March 1, 2021 [American Heart Association] Higher consumption of fruits and vegetables is associated with a lower risk of death in men and women, according to data representing nearly 2 million adults. Five daily servings of fruits and vegetables, eaten as 2 servings of fruit and 3 servings of vegetables, may be the optimal amount and combination for a longer life.
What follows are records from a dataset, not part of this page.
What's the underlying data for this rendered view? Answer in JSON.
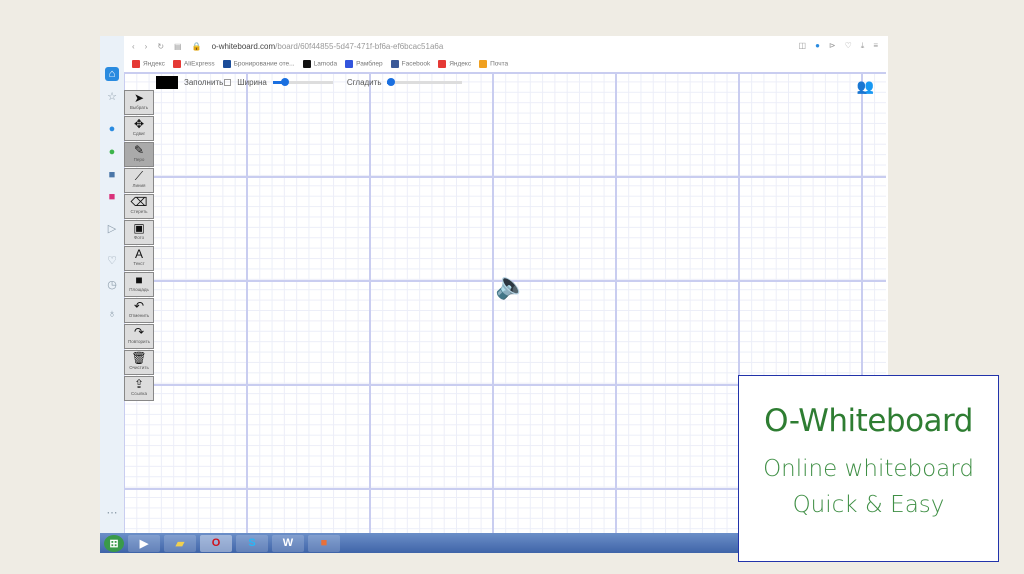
{
  "browser": {
    "url_domain": "o-whiteboard.com",
    "url_path": "/board/60f44855-5d47-471f-bf6a-ef6bcac51a6a",
    "bookmarks": [
      {
        "label": "Яндекс",
        "color": "#e53935"
      },
      {
        "label": "AliExpress",
        "color": "#e53935"
      },
      {
        "label": "Бронирование оте...",
        "color": "#1a4c99"
      },
      {
        "label": "Lamoda",
        "color": "#111111"
      },
      {
        "label": "Рамблер",
        "color": "#3355dd"
      },
      {
        "label": "Facebook",
        "color": "#3b5998"
      },
      {
        "label": "Яндекс",
        "color": "#e53935"
      },
      {
        "label": "Почта",
        "color": "#f0a020"
      }
    ]
  },
  "options": {
    "fill_label": "Заполнить",
    "width_label": "Ширина",
    "smooth_label": "Сгладить",
    "width_value": 0.2,
    "smooth_value": 0.05,
    "color": "#000000"
  },
  "tools": [
    {
      "icon": "cursor-icon",
      "glyph": "➤",
      "label": "Выбрать"
    },
    {
      "icon": "move-icon",
      "glyph": "✥",
      "label": "Сдвиг"
    },
    {
      "icon": "pen-icon",
      "glyph": "✎",
      "label": "Перо",
      "active": true
    },
    {
      "icon": "line-icon",
      "glyph": "⟋",
      "label": "Линия"
    },
    {
      "icon": "eraser-icon",
      "glyph": "⌫",
      "label": "Стереть"
    },
    {
      "icon": "image-icon",
      "glyph": "▣",
      "label": "Фото"
    },
    {
      "icon": "text-icon",
      "glyph": "A",
      "label": "Текст"
    },
    {
      "icon": "rectangle-icon",
      "glyph": "■",
      "label": "Площадь"
    },
    {
      "icon": "undo-icon",
      "glyph": "↶",
      "label": "Отменить"
    },
    {
      "icon": "redo-icon",
      "glyph": "↷",
      "label": "Повторить"
    },
    {
      "icon": "trash-icon",
      "glyph": "🗑",
      "label": "Очистить"
    },
    {
      "icon": "share-icon",
      "glyph": "⇪",
      "label": "Ссылка"
    }
  ],
  "card": {
    "title": "O-Whiteboard",
    "line1": "Online whiteboard",
    "line2": "Quick & Easy"
  }
}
These findings support current U.S. dietary recommendations to eat more fruits and vegetables and the simple public health message ‘5-a-day.’ The read the full article report, click here
February 13, 2021 [mgbhealth] Sharon Donovan, PhD, RD, Director of the Personalized Nutrition Initiative is in the news in the article “An RD Digests The New Dietary Guidelines For Americans, 2020–2025” that reviews the new Dietary Guidelines 2020-2025: And while nutrient needs differ by life stage, our overall dietary patterns (quantity, variety, and foods that are consumed together) are surprisingly stable throughout life. “What is striking is that after age 2, healthy dietary patterns are remarkably consistent across the life span,” says Dietary Guidelines Advisory Committee member Sharon Donovan, Ph.D., R.D., professor of nutrition and director of the personalized nutrition initiative at University of Illinois, Urbana-Champaign. The read the full article, click here.
November 7, 2020 [University of Illinois] A new breakthrough by Illinois ECE researchers will make it easier to detect, prevent, and treat nonalcoholic fatty liver disease (NAFLD). The research team’s methods use noninvasive ultrasound, that could be used during a routine physical, to measure the amount of fat in the liver. The discovery could have a major impact on the prognoses of millions of people suffering from NAFLD around the world.
The research, led by Electrical and Computer Engineering Research Professor William D O’Brien, Jr., Donald Biggar Willet Professor of Engineering, and Research Assistant Professor Aiguo Han, Food Science and Human Nutrition Professor John Erdman at UIUC, along with UCSD colleagues Professor Claude Sirlin (radiologist), Professor Rohit Loomba (hepatologist) and Professor Michael Andre (medical physicist), was recently published in two Radiology papers.
Early detection of liver fat changes offers the potential to halt or reverse increasing liver fat that could lead to disease which is why O’Brien and Erdman have spent several decades investigating how to improve early-detection techniques. Full Press Release
Campus Press Release – Exercise and nutrition regimen benefits physical, cognitive health
Campus Press Release – Machine learning helps researchers identify bacterial biomarkers to determine food intake
July 16, 2020 [University of Illinois Campus Press Release] Donovan to lead Illinois Personalized Nutrition Initiative
Sharon Donovan, professor and Melissa M. Noel Endowed Chair in Diet and Health at University of Illinois, will assume the role of director of the newly established Personalized Nutrition Initiative (PNI). The PNI is a partnership between the Carl R. Woese Institute for Genomic Biology (IGB) and the College of Agricultural, Consumer and Environmental Sciences (ACES) at U of I. Precision or personalized nutrition, which was identified as a key area for strategic investment in the U of I’s The Next 150 2018-2023 Strategic Plan, is also a keystone of the new National Institutes of Health 10-year Strategic Plan for Nutrition.